▼

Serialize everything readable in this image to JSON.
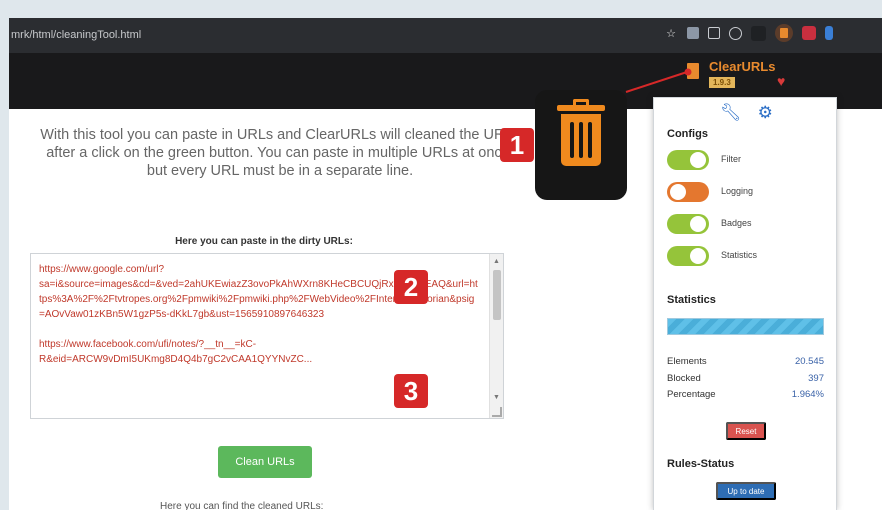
{
  "browser": {
    "url": "mrk/html/cleaningTool.html"
  },
  "page": {
    "intro": "With this tool you can paste in URLs and ClearURLs will cleaned the URLs after a click on the green button. You can paste in multiple URLs at once, but every URL must be in a separate line.",
    "dirty_label": "Here you can paste in the dirty URLs:",
    "textarea_lines": [
      "https://www.google.com/url?",
      "sa=i&source=images&cd=&ved=2ahUKEwiazZ3ovoPkAhWXrn8KHeCBCUQjRx6BAgBEAQ&url=https%3A%2F%2Ftvtropes.org%2Fpmwiki%2Fpmwiki.php%2FWebVideo%2FInternetHistorian&psig=AOvVaw01zKBn5W1gzP5s-dKkL7gb&ust=1565910897646323",
      "",
      "https://www.facebook.com/ufi/notes/?__tn__=kC-",
      "R&eid=ARCW9vDmI5UKmg8D4Q4b7gC2vCAA1QYYNvZC..."
    ],
    "clean_button": "Clean URLs",
    "below_text": "Here you can find the cleaned URLs:"
  },
  "popup": {
    "title": "ClearURLs",
    "version": "1.9.3",
    "configs_title": "Configs",
    "toggles": [
      {
        "label": "Filter",
        "state": "on"
      },
      {
        "label": "Logging",
        "state": "off"
      },
      {
        "label": "Badges",
        "state": "on"
      },
      {
        "label": "Statistics",
        "state": "on"
      }
    ],
    "statistics_title": "Statistics",
    "progress_fraction": 1.0,
    "stats": [
      {
        "label": "Elements",
        "value": "20.545"
      },
      {
        "label": "Blocked",
        "value": "397"
      },
      {
        "label": "Percentage",
        "value": "1.964%"
      }
    ],
    "reset_button": "Reset",
    "rules_title": "Rules-Status",
    "rules_button": "Up to date"
  },
  "callouts": [
    "1",
    "2",
    "3"
  ],
  "colors": {
    "accent_orange": "#f08a1e",
    "toggle_on": "#95c43a",
    "toggle_off": "#e4772f",
    "callout_red": "#d62828",
    "clean_button": "#5cb85c"
  }
}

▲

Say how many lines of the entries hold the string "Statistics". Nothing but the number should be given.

## [RESULT FOR THIS TASK]
2